Its author is French novelist and essayist Cathy Bernheim, the subject’s great-grand-niece. Bernheim herself, born in 1946, admits surprise at recently feeling fascination for her Jewish ancestors, especially male ones, as her previously published works express little, if any, affection for men in general. In 2003, Les éditions du félin published Bernheim’s 1991 treatise “Almost-Perfect Love” (“L’amour presque parfait”), slating the lack of “truth or equality” in male-female relationships, and concluding:
The only way I would have been able to put up with loving men was if I were one myself.
In 1970, as expression of her feminist ethos, Cathy Bernheim joined a group who placed a wreath at Paris’s Arc de Triomphe, dedicated to the “unknown wife of the unknown soldier.” Forty years on, in August 2010, Bernheim and fellow Parisian feminists commemorated that gesture, which she had already described in a 1983 history of French feminism from Les editions du Seuil, “Disruption, My Sister: Birth of a Women’s Movement,” 1970-1972 (“Perturbation, ma soeur: Naissance d’un mouvement de femmes, 1970-1972”), reprinted in September 2010 by Les éditions du félin.

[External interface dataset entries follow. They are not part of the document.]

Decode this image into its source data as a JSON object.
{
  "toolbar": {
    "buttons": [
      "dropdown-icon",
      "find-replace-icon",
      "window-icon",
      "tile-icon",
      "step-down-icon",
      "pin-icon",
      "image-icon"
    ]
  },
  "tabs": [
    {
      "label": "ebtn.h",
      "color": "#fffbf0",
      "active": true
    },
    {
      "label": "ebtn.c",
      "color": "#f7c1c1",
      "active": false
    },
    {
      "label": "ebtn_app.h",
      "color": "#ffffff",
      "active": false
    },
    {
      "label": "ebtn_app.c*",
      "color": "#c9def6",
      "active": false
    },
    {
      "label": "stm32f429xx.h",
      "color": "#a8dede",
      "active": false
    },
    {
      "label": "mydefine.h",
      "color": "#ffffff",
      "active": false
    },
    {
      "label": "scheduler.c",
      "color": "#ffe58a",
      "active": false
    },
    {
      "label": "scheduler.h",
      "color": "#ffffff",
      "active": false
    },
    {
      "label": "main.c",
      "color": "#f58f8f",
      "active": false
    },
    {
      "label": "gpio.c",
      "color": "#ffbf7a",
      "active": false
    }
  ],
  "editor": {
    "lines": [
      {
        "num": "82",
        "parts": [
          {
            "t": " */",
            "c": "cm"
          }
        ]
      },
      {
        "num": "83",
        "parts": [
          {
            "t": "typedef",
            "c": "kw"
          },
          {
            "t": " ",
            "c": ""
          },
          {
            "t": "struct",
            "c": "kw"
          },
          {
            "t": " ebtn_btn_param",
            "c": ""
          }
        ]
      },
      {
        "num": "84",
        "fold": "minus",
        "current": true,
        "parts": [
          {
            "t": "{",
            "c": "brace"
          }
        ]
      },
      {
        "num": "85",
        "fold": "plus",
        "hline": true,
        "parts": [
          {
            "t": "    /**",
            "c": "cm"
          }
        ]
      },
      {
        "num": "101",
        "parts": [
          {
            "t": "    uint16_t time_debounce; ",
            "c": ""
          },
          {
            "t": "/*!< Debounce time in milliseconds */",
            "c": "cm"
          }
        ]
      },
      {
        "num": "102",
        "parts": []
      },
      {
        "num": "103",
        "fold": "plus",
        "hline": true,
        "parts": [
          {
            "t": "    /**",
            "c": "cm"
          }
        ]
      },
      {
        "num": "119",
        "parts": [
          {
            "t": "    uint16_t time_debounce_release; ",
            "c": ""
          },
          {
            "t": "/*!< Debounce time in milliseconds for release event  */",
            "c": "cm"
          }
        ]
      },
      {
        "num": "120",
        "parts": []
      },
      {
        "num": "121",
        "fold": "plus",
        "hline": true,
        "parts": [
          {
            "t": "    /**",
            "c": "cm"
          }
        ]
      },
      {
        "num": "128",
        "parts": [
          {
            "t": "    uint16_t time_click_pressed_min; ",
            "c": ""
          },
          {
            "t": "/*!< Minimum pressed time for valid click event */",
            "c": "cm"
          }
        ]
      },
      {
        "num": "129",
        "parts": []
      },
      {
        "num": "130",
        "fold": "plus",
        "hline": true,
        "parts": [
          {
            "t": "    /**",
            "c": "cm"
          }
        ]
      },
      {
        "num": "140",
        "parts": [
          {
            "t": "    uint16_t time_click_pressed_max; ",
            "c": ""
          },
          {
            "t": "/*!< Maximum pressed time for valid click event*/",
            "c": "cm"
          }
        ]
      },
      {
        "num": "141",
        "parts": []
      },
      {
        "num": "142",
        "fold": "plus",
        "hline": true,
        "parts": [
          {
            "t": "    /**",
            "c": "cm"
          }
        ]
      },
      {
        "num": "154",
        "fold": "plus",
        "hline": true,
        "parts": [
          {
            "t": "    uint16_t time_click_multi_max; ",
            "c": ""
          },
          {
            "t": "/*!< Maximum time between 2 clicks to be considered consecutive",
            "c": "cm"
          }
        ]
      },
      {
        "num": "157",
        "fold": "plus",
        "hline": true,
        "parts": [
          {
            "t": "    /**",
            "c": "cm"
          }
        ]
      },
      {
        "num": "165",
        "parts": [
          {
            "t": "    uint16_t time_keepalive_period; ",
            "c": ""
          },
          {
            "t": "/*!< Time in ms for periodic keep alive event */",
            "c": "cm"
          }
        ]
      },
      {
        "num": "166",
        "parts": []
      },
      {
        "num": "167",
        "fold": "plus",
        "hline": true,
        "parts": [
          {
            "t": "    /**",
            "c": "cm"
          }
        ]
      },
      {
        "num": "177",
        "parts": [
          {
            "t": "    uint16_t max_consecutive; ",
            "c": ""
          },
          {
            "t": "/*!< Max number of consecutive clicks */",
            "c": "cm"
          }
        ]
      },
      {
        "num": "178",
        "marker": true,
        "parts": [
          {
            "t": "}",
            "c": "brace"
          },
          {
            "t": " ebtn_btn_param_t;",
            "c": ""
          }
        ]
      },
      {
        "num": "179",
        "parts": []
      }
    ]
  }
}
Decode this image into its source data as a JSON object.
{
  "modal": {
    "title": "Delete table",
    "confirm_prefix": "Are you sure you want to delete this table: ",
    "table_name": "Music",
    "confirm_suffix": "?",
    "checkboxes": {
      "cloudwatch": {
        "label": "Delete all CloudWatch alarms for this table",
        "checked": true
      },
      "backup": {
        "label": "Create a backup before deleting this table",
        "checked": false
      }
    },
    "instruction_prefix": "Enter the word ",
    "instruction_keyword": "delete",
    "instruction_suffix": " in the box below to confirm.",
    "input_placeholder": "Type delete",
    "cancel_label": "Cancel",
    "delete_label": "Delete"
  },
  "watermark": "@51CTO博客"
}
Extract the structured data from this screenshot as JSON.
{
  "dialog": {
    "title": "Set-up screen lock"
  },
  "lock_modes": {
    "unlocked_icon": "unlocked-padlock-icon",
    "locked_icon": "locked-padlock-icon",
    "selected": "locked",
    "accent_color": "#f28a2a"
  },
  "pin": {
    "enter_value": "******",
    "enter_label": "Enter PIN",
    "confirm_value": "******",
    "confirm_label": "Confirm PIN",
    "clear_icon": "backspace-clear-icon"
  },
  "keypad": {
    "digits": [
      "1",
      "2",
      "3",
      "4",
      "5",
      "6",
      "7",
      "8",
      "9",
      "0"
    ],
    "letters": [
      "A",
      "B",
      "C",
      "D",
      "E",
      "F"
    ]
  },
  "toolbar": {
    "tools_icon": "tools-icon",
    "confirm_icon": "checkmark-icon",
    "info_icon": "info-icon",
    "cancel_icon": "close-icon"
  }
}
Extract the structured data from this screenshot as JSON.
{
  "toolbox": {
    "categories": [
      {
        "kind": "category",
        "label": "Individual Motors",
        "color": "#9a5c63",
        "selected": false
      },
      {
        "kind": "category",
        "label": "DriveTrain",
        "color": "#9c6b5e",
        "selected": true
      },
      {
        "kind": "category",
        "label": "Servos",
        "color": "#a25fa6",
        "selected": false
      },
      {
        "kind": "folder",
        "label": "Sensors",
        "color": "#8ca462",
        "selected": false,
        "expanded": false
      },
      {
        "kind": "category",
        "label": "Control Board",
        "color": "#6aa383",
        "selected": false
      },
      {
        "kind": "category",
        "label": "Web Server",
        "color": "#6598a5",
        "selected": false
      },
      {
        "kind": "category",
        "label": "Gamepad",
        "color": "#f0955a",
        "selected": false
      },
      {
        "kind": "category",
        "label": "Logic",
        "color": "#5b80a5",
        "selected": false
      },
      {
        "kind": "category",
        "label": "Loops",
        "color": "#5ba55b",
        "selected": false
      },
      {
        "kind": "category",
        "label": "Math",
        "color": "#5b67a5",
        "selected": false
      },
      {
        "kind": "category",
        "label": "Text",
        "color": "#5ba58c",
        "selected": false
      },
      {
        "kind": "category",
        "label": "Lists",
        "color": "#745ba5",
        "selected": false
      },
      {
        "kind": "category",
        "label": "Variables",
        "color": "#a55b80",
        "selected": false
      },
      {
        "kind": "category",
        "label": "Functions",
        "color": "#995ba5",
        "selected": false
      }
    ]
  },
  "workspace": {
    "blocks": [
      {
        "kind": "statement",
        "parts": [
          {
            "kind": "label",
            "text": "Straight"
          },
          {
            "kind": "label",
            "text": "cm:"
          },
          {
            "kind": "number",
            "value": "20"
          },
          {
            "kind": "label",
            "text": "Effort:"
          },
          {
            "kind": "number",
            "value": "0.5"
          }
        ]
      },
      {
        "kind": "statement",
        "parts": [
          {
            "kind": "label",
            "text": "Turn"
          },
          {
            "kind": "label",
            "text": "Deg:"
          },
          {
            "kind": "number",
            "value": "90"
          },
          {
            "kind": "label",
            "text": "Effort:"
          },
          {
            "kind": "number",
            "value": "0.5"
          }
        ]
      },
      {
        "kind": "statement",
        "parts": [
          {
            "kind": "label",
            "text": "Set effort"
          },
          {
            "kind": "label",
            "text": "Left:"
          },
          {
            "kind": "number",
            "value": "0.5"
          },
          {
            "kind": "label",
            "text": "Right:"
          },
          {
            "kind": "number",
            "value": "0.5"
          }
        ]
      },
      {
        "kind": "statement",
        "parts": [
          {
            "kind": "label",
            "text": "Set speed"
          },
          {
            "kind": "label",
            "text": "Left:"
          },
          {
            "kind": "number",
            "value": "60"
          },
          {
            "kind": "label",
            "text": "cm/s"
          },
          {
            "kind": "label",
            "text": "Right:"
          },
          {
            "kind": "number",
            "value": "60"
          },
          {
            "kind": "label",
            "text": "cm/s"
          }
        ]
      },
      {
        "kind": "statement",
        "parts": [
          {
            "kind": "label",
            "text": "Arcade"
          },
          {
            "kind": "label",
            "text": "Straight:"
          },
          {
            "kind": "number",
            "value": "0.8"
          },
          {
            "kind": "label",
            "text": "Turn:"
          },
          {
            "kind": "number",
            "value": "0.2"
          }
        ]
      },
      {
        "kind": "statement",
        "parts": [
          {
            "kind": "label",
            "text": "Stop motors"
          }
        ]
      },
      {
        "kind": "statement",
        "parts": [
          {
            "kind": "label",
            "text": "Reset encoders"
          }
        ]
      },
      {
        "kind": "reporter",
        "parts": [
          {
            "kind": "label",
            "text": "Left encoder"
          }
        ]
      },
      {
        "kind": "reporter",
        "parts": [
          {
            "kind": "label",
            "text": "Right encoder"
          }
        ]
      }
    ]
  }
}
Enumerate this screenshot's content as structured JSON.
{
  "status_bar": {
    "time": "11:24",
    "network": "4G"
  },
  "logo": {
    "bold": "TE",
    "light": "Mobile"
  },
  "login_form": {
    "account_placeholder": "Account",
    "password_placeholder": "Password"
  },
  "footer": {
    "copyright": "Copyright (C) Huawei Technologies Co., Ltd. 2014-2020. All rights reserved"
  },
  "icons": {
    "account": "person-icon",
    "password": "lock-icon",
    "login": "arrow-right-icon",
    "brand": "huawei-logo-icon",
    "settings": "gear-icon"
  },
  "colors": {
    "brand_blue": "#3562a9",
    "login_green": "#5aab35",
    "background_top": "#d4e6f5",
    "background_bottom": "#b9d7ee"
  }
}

So this homage to a male forebear represents an unexpected new step for Bernheim.
Great-grand-uncle Hippolyte, born in Alsace in 1840, fully deserves this new-found affection, as his 19th century work in hypnotism drew distinguished medical visitors to his hospital in Nancy, France, including such eminent German-speaking Jewish doctors as Albert Moll and, in 1889, Sigmund Freud himself. Cathy Bernheim even quotes the French Jewish psychiatrist Serge Leclaire to the effect that Freud’s later discoveries were “already implicit in his meeting with Bernheim.”
Yet Freud, then in his early 30s, arrived merely hoping that Bernheim would help him to cure a patient. Freud brought along Anna von Lieben, whom he later described as a “hysteric of great distinction” under the pseudonym Frau Cäcilie in his landmark “Studies in Hysteria.” But Bernheim, author of several books on the subject was unable to hypnotize Frau Cäcilie.
This, however, did not lessen the cordiality of the doctors’ meeting (Freud later translated Bernheim’s books into German). Bernheim wrote to a fellow doctor, describing Freud as a “charming boy” (un charmant garçon). Clearly, even a radical feminist would delight in such a brilliantly convivial male antecedent.
Watch a French TV tribute to Hippolyte Bernheim from 1980.